▶ _DIRECTIONS_:
Would you please restate all of the data exactly?

^^^^^^^^

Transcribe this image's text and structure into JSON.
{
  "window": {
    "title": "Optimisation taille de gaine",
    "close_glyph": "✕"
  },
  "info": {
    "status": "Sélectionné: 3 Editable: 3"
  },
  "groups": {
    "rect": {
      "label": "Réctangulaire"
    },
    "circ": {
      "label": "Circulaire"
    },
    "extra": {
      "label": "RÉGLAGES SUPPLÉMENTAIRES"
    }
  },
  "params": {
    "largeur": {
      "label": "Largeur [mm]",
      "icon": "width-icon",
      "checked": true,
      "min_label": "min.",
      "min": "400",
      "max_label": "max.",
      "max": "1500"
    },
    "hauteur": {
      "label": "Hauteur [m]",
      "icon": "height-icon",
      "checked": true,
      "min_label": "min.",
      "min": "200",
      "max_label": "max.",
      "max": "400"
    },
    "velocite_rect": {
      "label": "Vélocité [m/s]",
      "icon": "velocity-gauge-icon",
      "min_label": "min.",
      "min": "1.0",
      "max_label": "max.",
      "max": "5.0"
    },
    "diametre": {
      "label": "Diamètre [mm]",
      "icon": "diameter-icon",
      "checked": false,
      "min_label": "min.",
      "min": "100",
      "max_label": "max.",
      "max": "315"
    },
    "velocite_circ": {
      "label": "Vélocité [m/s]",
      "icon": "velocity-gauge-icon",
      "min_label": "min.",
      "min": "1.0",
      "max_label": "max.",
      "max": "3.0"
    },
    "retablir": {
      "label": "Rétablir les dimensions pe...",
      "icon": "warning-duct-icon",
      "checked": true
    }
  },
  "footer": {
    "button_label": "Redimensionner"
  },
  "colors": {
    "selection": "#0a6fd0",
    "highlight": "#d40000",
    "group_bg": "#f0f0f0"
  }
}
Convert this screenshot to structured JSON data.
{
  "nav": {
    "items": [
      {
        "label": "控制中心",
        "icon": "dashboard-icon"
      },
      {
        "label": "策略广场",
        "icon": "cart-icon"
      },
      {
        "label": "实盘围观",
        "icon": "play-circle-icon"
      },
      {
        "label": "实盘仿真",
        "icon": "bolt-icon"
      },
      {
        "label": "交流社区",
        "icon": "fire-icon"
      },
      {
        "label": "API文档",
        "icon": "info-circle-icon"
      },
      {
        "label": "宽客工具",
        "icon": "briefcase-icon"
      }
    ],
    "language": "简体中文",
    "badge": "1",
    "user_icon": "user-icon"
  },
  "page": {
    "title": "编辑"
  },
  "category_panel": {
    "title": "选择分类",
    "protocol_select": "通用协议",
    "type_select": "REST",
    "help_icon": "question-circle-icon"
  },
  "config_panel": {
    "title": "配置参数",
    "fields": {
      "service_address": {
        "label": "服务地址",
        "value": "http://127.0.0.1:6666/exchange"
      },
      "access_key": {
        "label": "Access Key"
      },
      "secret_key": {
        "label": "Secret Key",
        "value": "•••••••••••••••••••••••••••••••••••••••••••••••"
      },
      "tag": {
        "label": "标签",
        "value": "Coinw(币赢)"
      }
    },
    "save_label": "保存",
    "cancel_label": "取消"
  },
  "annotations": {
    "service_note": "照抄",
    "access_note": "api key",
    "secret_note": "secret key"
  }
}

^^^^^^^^

▶ _ANSWER SPACE_:
Transcribe this image's text and structure into JSON.
{
  "window": {
    "title": "Optimisation taille de gaine",
    "close_glyph": "✕"
  },
  "info": {
    "status": "Sélectionné: 3 Editable: 3"
  },
  "groups": {
    "rect": {
      "label": "Réctangulaire"
    },
    "circ": {
      "label": "Circulaire"
    },
    "extra": {
      "label": "RÉGLAGES SUPPLÉMENTAIRES"
    }
  },
  "params": {
    "largeur": {
      "label": "Largeur [mm]",
      "icon": "width-icon",
      "checked": true,
      "min_label": "min.",
      "min": "400",
      "max_label": "max.",
      "max": "1500"
    },
    "hauteur": {
      "label": "Hauteur [m]",
      "icon": "height-icon",
      "checked": true,
      "min_label": "min.",
      "min": "200",
      "max_label": "max.",
      "max": "400"
    },
    "velocite_rect": {
      "label": "Vélocité [m/s]",
      "icon": "velocity-gauge-icon",
      "min_label": "min.",
      "min": "1.0",
      "max_label": "max.",
      "max": "5.0"
    },
    "diametre": {
      "label": "Diamètre [mm]",
      "icon": "diameter-icon",
      "checked": false,
      "min_label": "min.",
      "min": "100",
      "max_label": "max.",
      "max": "315"
    },
    "velocite_circ": {
      "label": "Vélocité [m/s]",
      "icon": "velocity-gauge-icon",
      "min_label": "min.",
      "min": "1.0",
      "max_label": "max.",
      "max": "3.0"
    },
    "retablir": {
      "label": "Rétablir les dimensions pe...",
      "icon": "warning-duct-icon",
      "checked": true
    }
  },
  "footer": {
    "button_label": "Redimensionner"
  },
  "colors": {
    "selection": "#0a6fd0",
    "highlight": "#d40000",
    "group_bg": "#f0f0f0"
  }
}
Convert this screenshot to structured JSON data.
{
  "nav": {
    "items": [
      {
        "label": "控制中心",
        "icon": "dashboard-icon"
      },
      {
        "label": "策略广场",
        "icon": "cart-icon"
      },
      {
        "label": "实盘围观",
        "icon": "play-circle-icon"
      },
      {
        "label": "实盘仿真",
        "icon": "bolt-icon"
      },
      {
        "label": "交流社区",
        "icon": "fire-icon"
      },
      {
        "label": "API文档",
        "icon": "info-circle-icon"
      },
      {
        "label": "宽客工具",
        "icon": "briefcase-icon"
      }
    ],
    "language": "简体中文",
    "badge": "1",
    "user_icon": "user-icon"
  },
  "page": {
    "title": "编辑"
  },
  "category_panel": {
    "title": "选择分类",
    "protocol_select": "通用协议",
    "type_select": "REST",
    "help_icon": "question-circle-icon"
  },
  "config_panel": {
    "title": "配置参数",
    "fields": {
      "service_address": {
        "label": "服务地址",
        "value": "http://127.0.0.1:6666/exchange"
      },
      "access_key": {
        "label": "Access Key"
      },
      "secret_key": {
        "label": "Secret Key",
        "value": "•••••••••••••••••••••••••••••••••••••••••••••••"
      },
      "tag": {
        "label": "标签",
        "value": "Coinw(币赢)"
      }
    },
    "save_label": "保存",
    "cancel_label": "取消"
  },
  "annotations": {
    "service_note": "照抄",
    "access_note": "api key",
    "secret_note": "secret key"
  }
}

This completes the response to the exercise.